In the last post we discussed a number of target-specific conditions that can be used as cryptographic key material input. The result of these conditions is a payload that will only successfully decrypt only on the intended target(s). Naturally, this behavior also implies that if someone was able to reverse engineer the implant loader on the target (or an accurate simulation of), we lose any affective means of payload protection.
How can we bolster payload protection when it resides on the intended target?
Off-Target Key Material
In addition to leveraging local host conditions, we can leverage key material that resides outside of the target environment.

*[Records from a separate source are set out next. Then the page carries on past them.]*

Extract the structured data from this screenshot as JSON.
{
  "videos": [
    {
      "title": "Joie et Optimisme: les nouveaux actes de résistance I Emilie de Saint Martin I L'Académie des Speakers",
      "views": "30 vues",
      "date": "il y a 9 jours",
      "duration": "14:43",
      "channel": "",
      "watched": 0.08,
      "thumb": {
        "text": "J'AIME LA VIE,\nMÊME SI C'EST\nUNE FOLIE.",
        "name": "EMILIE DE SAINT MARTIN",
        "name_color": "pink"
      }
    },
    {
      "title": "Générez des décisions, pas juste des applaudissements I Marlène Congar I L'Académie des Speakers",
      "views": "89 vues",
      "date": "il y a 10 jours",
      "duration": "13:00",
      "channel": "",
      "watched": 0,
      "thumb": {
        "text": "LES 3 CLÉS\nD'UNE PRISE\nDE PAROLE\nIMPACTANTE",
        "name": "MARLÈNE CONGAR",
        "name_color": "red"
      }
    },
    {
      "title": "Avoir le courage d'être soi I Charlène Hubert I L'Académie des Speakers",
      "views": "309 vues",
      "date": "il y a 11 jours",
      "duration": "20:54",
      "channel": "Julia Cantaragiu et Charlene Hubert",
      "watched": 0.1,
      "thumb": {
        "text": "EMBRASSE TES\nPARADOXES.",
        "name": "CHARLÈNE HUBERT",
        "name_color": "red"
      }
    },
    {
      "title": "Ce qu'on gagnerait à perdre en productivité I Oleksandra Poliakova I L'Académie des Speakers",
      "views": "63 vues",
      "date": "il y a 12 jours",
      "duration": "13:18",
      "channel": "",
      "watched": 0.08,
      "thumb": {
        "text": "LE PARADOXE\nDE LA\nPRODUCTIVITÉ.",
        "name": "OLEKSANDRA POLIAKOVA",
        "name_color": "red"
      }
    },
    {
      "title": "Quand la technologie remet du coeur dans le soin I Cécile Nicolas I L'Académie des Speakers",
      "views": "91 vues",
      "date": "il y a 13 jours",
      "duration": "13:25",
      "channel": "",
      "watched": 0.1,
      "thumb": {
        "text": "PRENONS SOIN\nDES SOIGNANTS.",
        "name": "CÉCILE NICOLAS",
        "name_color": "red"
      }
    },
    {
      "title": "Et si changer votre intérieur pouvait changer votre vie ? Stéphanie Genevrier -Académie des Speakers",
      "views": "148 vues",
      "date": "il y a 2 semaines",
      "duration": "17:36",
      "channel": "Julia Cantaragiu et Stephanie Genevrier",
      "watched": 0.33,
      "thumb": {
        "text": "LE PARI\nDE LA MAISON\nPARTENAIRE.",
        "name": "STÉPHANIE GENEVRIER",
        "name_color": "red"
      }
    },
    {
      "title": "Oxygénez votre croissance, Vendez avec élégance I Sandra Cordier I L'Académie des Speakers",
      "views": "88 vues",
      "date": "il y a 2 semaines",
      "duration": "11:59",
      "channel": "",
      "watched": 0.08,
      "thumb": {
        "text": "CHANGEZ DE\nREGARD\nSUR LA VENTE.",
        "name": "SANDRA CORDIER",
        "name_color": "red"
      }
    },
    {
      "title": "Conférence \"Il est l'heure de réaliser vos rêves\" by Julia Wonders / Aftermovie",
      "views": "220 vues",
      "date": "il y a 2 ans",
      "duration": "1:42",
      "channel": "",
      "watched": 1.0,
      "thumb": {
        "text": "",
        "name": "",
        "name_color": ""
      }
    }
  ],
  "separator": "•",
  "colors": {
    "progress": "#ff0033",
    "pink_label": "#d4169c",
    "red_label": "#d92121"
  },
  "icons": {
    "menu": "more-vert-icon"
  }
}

The following diagram illustrates logical flow of a potential implementation.
Note that in the above example, our destination for off-target key material retrieval is not decrypted until we have validated that we are on the correct target. This is beneficial in that reverse engineering this value on non-targeted assets should be non-trivial.
When implementing the retrieval mechanism, it would be ideal to leverage something that is unlikely to be blocked or otherwise filtered by perimeter controls. The following are some high-level examples for consideration.

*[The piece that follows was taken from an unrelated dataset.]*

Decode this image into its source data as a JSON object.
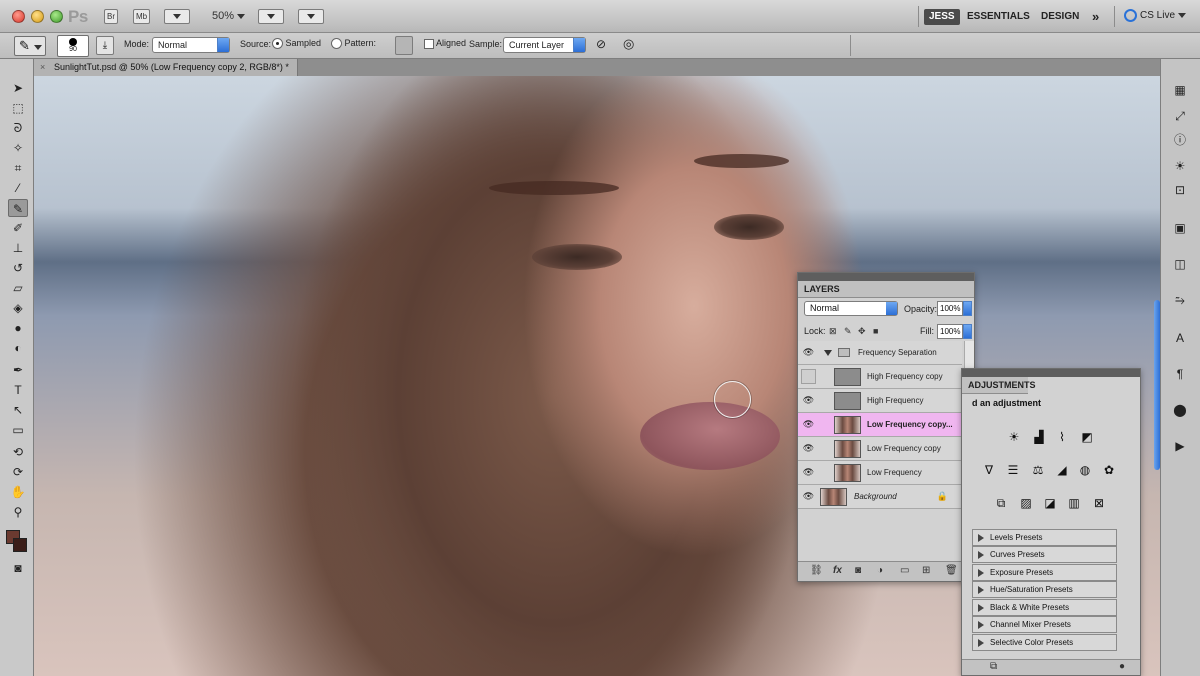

The implant loader can issue an HTTP request to a server under our control. The request should have some kind of token value for identification and rudimentary authentication. The server responds with some data that is used as input to the key generation material.
While we are likely to find HTTP(S) protocols to be allowed outbound, we have to contend with other possible perimeter controls such as URL filtering, SSL/TLS decapsulation, and layer 7 inspection. Our communication structure and patterning could be, depending on implementation, easy to signature.
The implant loader can issue an DNS resolution request to a DNS server under out control. The implant loader can leverage pseudo-random sub-domains as our mechanism of identification and rudimentary authentication. The server responds with key generation material input through, for example, the DNS response’s
This approach will require standing up and configuring a DNS server to facilitate the required responses.
Incidental Benefits of Using Off-Target Key Material
Whenever we leverage off-target key material we gain incidental benefits in addition to on-disk payload protection. For example, we could configure our server side to only emit the key material once. This will ensure that any subsequent attempts to load the implant will fail. Such an implementation would be beneficial for implants that are intended for single-use scenarios.
Additionally, the key material can act as a kill-switch for the implant loader. Whenever the key material is unavailable, the payload will not be deployed. Of course this behavior may be used to prevent payload’s from executing; for this reason it is strongly suggested to use unique domain names per instance.